    http://www.energyefficienthometips.com

  • Hi Matt,
    Thank you for your blog, very informative.
    I was wondering how did you do in your Blower test?
    Was the energy complete method better than O.C. Foam or Cellulose?
    Isn’t there potential sagging from the Fiberglass?
    Any other, thoughts, wishes or comments in hindsight?
    Thank you

  • @Acidex: Thanks for your kind words. This house blew a 2.5 ACH50 which is very tight. The requirement in Austin is 7 ACH50, Passive Haus standard is .6 ACH50. My company goal is to get down to 1 ACH50 over the next year. I think OC EC is better than foam for 2×6 walls because you get a higher R Value for less money spent.
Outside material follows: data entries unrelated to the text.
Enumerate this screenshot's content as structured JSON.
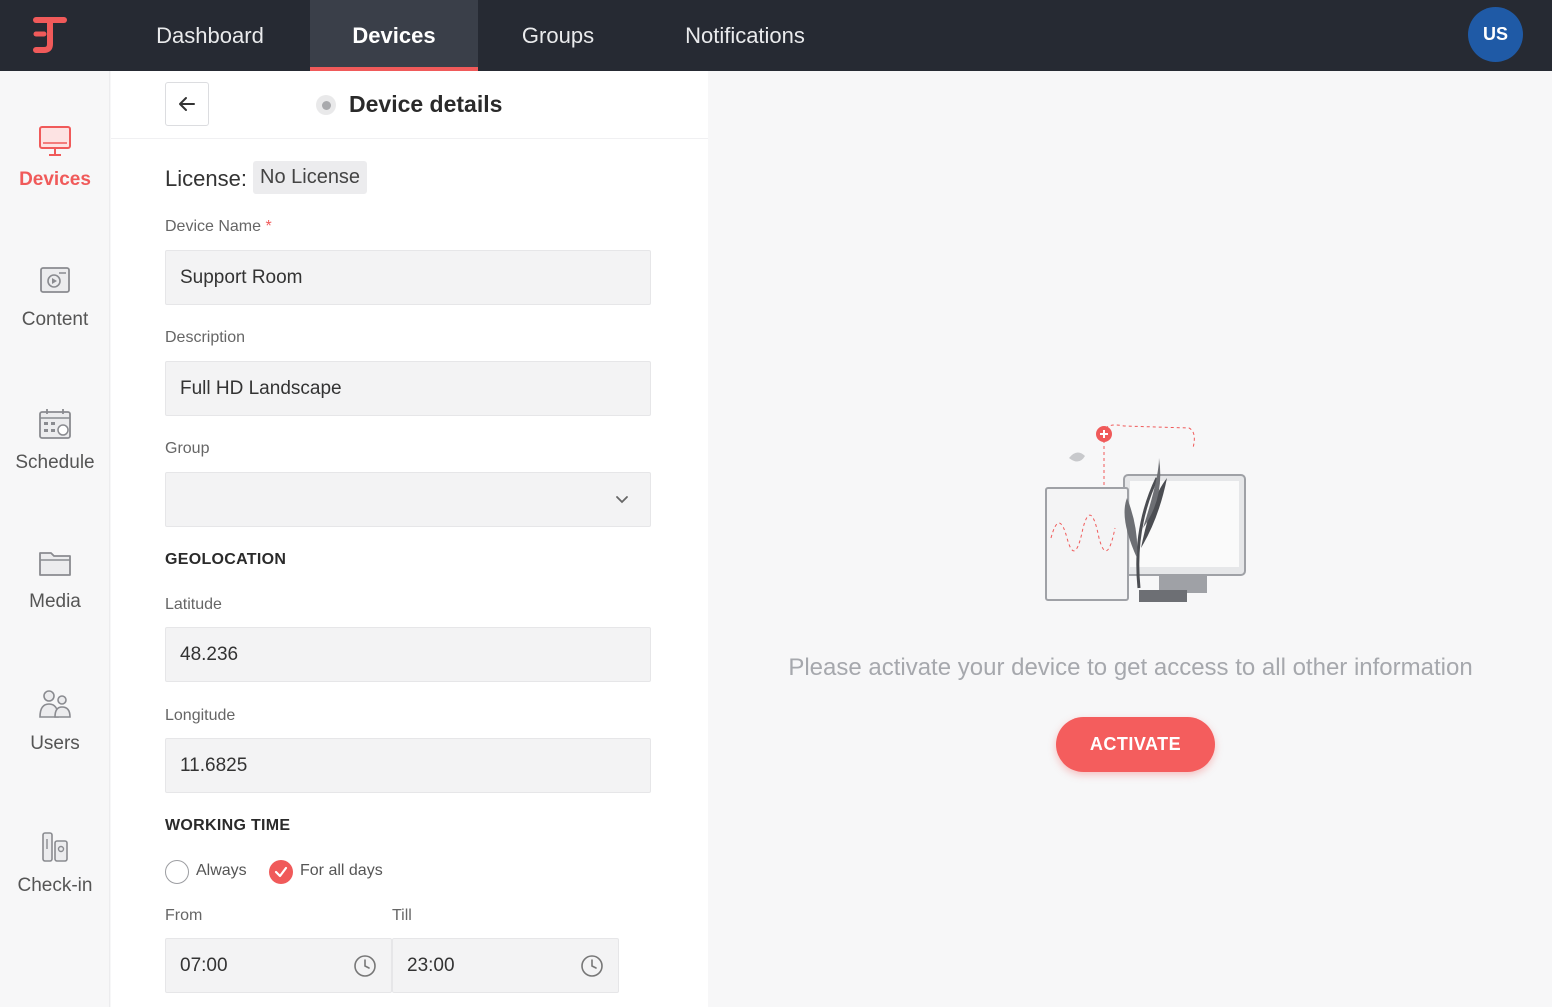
{
  "topnav": {
    "items": [
      {
        "label": "Dashboard"
      },
      {
        "label": "Devices"
      },
      {
        "label": "Groups"
      },
      {
        "label": "Notifications"
      }
    ],
    "active": "Devices",
    "avatar_initials": "US"
  },
  "sidebar": {
    "items": [
      {
        "label": "Devices",
        "icon": "monitor-icon"
      },
      {
        "label": "Content",
        "icon": "content-icon"
      },
      {
        "label": "Schedule",
        "icon": "calendar-icon"
      },
      {
        "label": "Media",
        "icon": "folder-icon"
      },
      {
        "label": "Users",
        "icon": "users-icon"
      },
      {
        "label": "Check-in",
        "icon": "check-in-icon"
      }
    ],
    "active": "Devices"
  },
  "panel": {
    "title": "Device details",
    "license_label": "License:",
    "license_value": "No License",
    "device_name_label": "Device Name",
    "device_name_required": "*",
    "device_name_value": "Support Room",
    "description_label": "Description",
    "description_value": "Full HD Landscape",
    "group_label": "Group",
    "group_value": "",
    "geolocation_title": "GEOLOCATION",
    "latitude_label": "Latitude",
    "latitude_value": "48.236",
    "longitude_label": "Longitude",
    "longitude_value": "11.6825",
    "working_time_title": "WORKING TIME",
    "radio_always": "Always",
    "radio_all_days": "For all days",
    "selected_radio": "For all days",
    "from_label": "From",
    "from_value": "07:00",
    "till_label": "Till",
    "till_value": "23:00"
  },
  "right": {
    "message": "Please activate your device to get access to all other information",
    "activate_label": "ACTIVATE"
  },
  "colors": {
    "topbar": "#262a33",
    "accent": "#f05a5a",
    "avatar": "#1f5aa6"
  }
}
I don’t see there to be any potential for sag in the blown fiberglass, it’s installed very dense. Best, Matt